Reality Checkpoint Design Competition - University of South Australia

Uploaded by UniSouthAustralia on 11.04.2011

Our next speaker is Angelique Edmonds
who is a lecturer in the Art, Architecture and
Design department of UniSA and Angelique will be telling
us about the Reality Checkpoint competition which was run
with this year's students at UniSA and
just about the project and the concepts and the aims of it.
Thank you very much to Angelique Edmonds.

The Reality Checkpoint design competition's been a wonderful
collaboration between the Service to Youth Council,
the Integrated Design Commission and the University of South Australia.
The competition invited students from
Architecture at UniSA to design an intervention
that would raise the profile of the issues of
youth homelessness in South Australia.
There's a rich diversity of ideas, innovation
and creative thinking displayed in these entries.
They demonstrate the capacity of design to contribute
meaningfully to the social, economic
and environmental life of the city.
and thanks to a very generous donation from Jamie McClurg
from Commercial and General Property Development
the life of the competition will be extended beyond today's announcement
in that his contribution has made it possible for the
implementation of the winner's project.

For me and for the people on the judging panel
it was very important to get a message that went more broadly
into the community and had greater opportunity to
to be seen in various stages and so that
it wasn't just getting the message out there, but it was getting opportunity for
people that are actually effected by homelessness to be
involved and we see a great opportunity in
this project to allow that to happen.

Firsty if I can ask Ruth Nordstrom to come forward
Hers was a beautiful project, a very gentle
and lateral approach to the question.
Ruth's proposition was to design really
in essence, a seat, and what it was doing was
looking at the problem through a micro-solution,
a small interaction, a small intervention in the city.
It was a flexible unit that ultimately as a product
developed by public engagement
in the concept and also in the execution
so well done Ruth.

The next one is Christopher Lyons.
Christopher.
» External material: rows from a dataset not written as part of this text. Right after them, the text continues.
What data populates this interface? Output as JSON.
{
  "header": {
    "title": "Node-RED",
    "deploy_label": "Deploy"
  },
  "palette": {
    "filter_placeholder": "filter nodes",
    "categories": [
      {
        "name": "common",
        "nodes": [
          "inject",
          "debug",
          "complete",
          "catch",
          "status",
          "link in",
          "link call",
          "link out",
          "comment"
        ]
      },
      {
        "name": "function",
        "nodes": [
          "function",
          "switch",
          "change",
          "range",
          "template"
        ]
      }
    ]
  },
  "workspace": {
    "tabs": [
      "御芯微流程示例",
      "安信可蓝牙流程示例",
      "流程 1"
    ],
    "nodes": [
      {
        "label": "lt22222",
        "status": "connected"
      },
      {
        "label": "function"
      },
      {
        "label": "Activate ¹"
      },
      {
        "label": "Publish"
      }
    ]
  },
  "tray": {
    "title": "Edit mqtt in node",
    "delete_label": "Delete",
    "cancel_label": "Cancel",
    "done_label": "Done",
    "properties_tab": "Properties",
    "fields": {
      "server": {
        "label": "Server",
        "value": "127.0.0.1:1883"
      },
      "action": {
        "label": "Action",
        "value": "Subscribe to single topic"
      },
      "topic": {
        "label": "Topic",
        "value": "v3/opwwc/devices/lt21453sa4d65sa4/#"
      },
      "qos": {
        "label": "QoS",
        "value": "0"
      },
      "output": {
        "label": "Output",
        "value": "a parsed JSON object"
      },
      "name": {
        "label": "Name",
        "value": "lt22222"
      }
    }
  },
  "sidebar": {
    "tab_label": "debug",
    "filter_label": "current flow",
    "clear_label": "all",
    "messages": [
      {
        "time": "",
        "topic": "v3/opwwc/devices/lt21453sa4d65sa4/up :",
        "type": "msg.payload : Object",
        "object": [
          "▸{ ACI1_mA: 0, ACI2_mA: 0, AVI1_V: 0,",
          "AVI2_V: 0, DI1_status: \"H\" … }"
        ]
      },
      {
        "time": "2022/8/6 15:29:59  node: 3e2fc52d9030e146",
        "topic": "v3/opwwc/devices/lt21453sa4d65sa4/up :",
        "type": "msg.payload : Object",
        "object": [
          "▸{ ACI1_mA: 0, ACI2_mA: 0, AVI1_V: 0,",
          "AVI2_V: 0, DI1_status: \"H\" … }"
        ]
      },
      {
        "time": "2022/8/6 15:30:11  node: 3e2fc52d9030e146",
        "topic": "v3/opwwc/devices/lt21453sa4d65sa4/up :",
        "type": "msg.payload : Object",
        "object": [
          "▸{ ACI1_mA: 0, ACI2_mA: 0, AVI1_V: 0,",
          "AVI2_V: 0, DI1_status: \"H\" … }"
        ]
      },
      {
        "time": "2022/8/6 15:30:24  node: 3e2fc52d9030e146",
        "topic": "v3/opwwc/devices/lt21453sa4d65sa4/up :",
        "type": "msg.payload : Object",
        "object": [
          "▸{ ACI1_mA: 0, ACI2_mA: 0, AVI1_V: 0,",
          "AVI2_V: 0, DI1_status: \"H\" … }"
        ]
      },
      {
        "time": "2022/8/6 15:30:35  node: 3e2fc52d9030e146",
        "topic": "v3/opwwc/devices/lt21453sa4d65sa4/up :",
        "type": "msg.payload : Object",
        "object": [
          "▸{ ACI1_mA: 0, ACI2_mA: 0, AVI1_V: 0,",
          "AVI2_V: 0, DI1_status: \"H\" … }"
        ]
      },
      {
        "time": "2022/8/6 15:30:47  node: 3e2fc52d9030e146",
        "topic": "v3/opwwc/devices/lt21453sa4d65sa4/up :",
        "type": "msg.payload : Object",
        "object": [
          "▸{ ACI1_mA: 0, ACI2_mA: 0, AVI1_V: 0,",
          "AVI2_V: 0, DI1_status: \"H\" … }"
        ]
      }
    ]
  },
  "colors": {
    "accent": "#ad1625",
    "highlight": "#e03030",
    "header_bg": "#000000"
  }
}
One of the more elegant
forms in the submissions, a beautiful form
that could be readily developed as an effective conduit
for increasing awareness of the issue of homelessness
in a very dignified and refined structure.
So, thank you very much Christopher.

The third commendation is to Joshua McCallum
This is a concept that interpreted the issue of homelessness using
what we like to call the "iconography" of the very thing missing in homelessness
using an abstraction of the familiar to promise
what is not on offer, and that is a series of elevated planks,
screens and signs which form the iconography
the shape, the outline of a house.
Congratulations Joshua.
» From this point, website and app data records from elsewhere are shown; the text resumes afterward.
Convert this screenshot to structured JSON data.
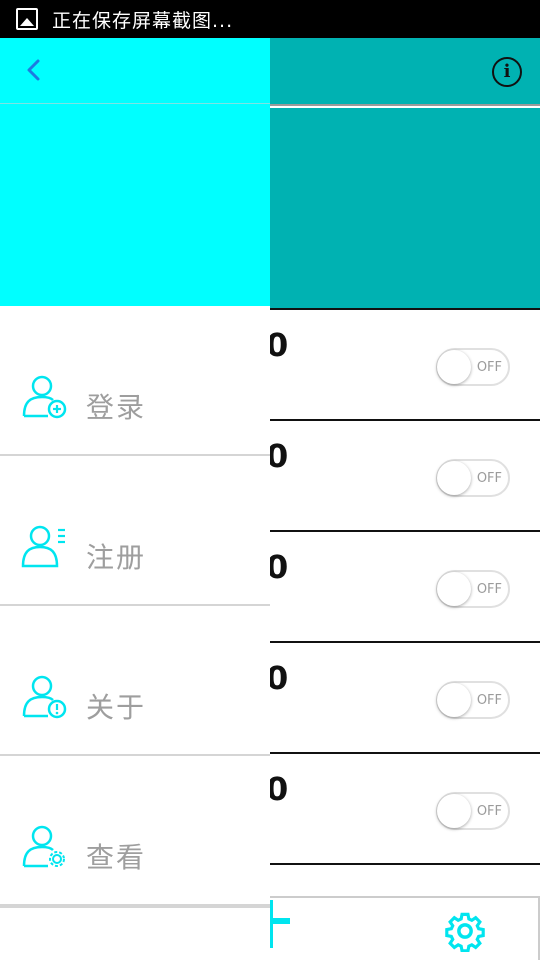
{
  "status_bar": {
    "notification": "正在保存屏幕截图..."
  },
  "main": {
    "rows": [
      {
        "number": "0",
        "toggle": "OFF"
      },
      {
        "number": "0",
        "toggle": "OFF"
      },
      {
        "number": "0",
        "toggle": "OFF"
      },
      {
        "number": "0",
        "toggle": "OFF"
      },
      {
        "number": "0",
        "toggle": "OFF"
      }
    ],
    "info_icon": "i"
  },
  "drawer": {
    "menu": [
      {
        "label": "登录",
        "icon": "user-add-icon"
      },
      {
        "label": "注册",
        "icon": "user-list-icon"
      },
      {
        "label": "关于",
        "icon": "user-info-icon"
      },
      {
        "label": "查看",
        "icon": "user-settings-icon"
      }
    ]
  },
  "colors": {
    "drawer_header": "#00ffff",
    "topbar": "#00b2b2",
    "icon": "#00e5ef",
    "back_arrow": "#1e7be0"
  }
}
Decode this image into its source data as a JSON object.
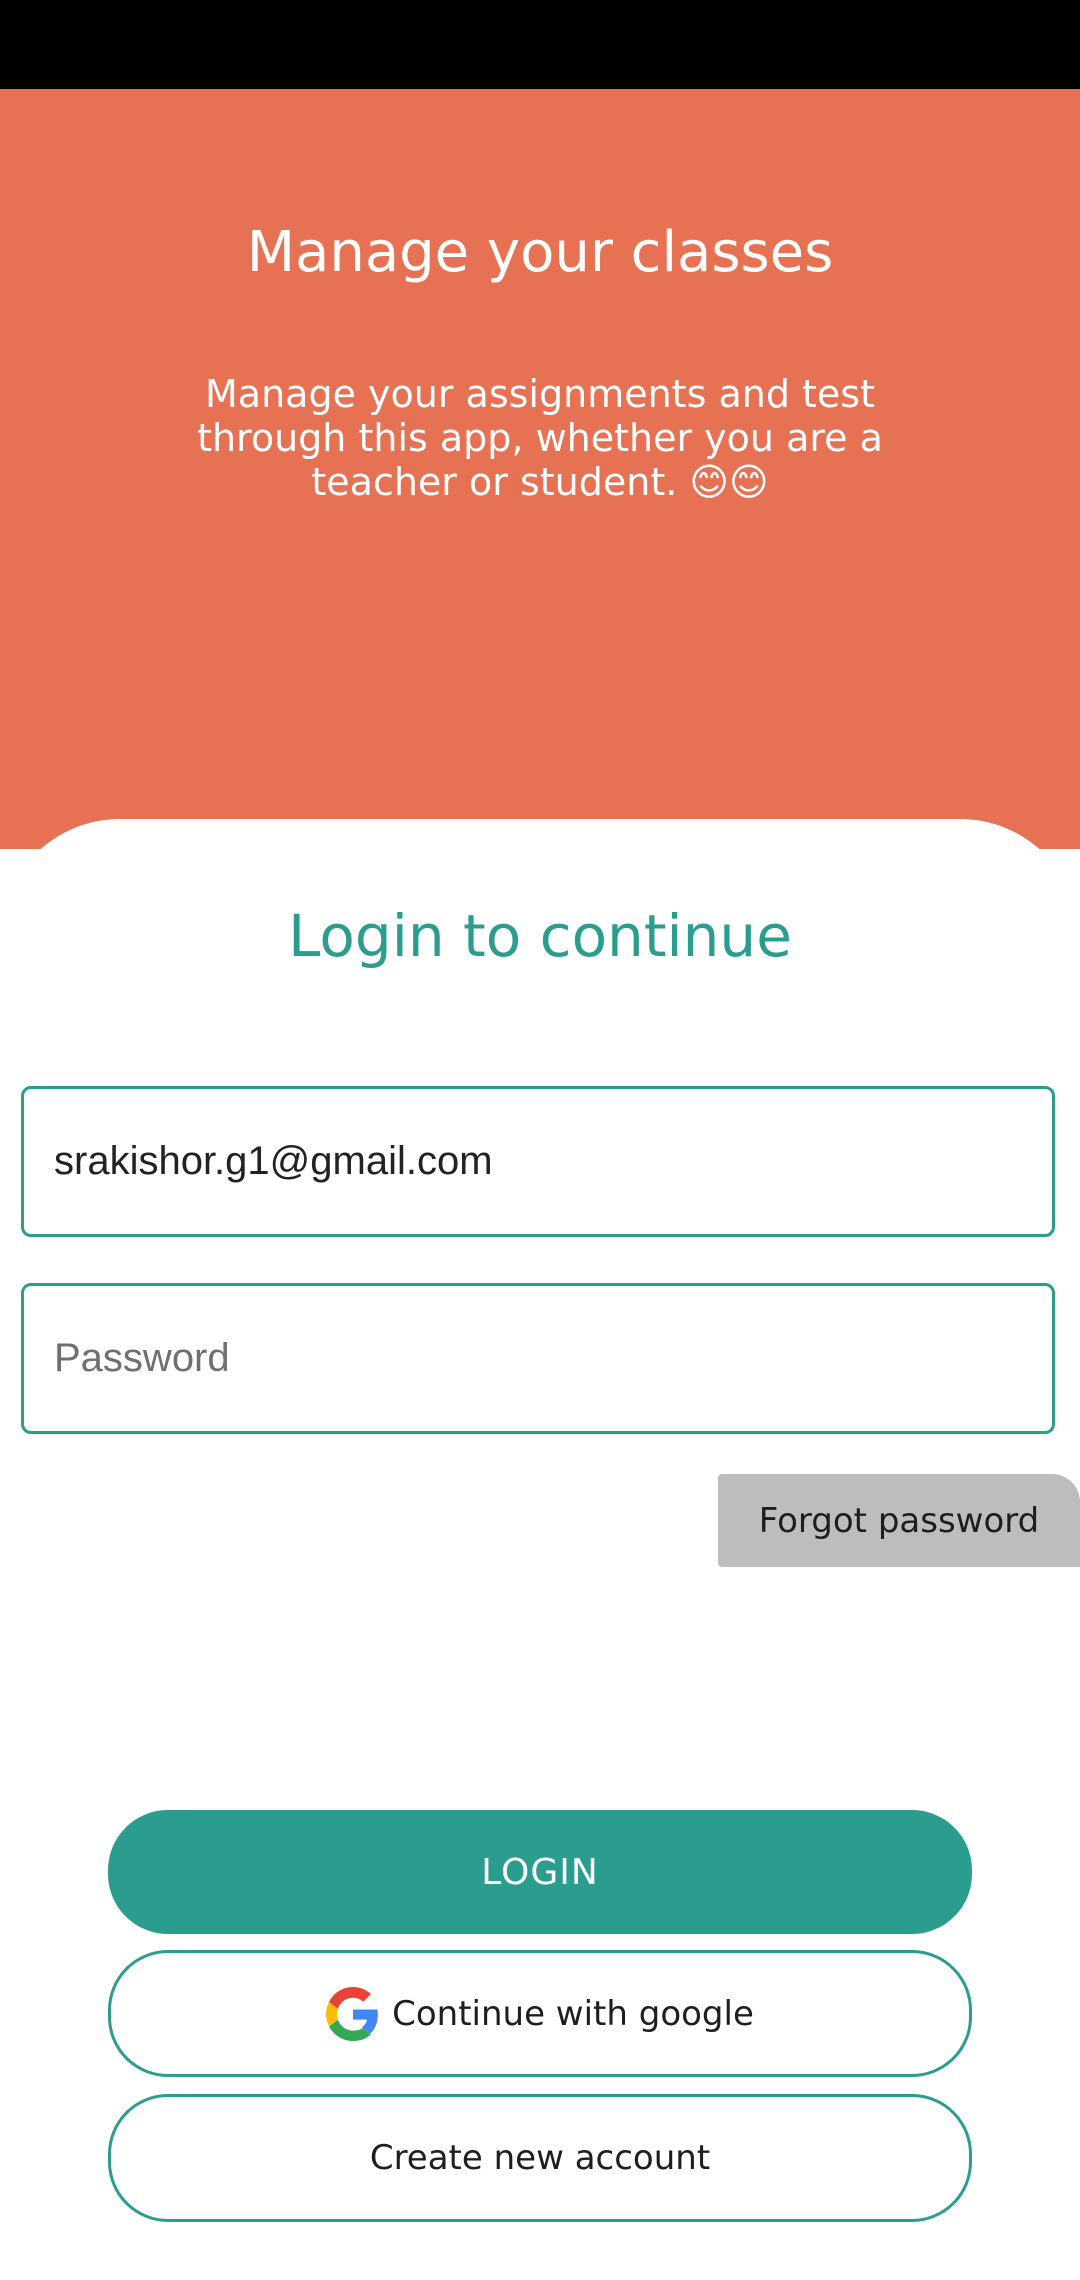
{
  "hero": {
    "title": "Manage your classes",
    "subtitle": "Manage your assignments and test through this app, whether you are a teacher or student. 😊😊"
  },
  "login": {
    "title": "Login to continue",
    "email_value": "srakishor.g1@gmail.com",
    "password_placeholder": "Password",
    "forgot_label": "Forgot password",
    "login_label": "LOGIN",
    "google_label": "Continue with google",
    "create_label": "Create new account"
  },
  "colors": {
    "hero_bg": "#E77153",
    "accent": "#2A9D8F",
    "forgot_bg": "#BDBDBD"
  },
  "icons": {
    "google": "google-g-icon"
  }
}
So finally, the winners, and I want to acknowledge
the very high quality of all the submissions
but in particular if I can ask Ellen Buttrose and John Pagnozzi
to come forward.
The jury welcomed a response that connected so directly with
the subject and placed the human face of homelessness
so central in the design response.
The concept lends itself to wide support across public and
privately owned sites and I hope you will see it
popping up around the city very soon.
So, congratulations to Ellen and to John.

It was about, sort of, engaging
the young people as well as the public of the city.

I guess questioning the ownership of the city and
where that boundary is and where the youth at risk
where their place is within our city.

This program will encourage the wider community
the much broader community to think about
homelessness and what it means to be homeless.
Projects like yours are a wonderful example
of what can be achieved by working together
and taking very practical steps to tackle
challenging issues like youth homelessness.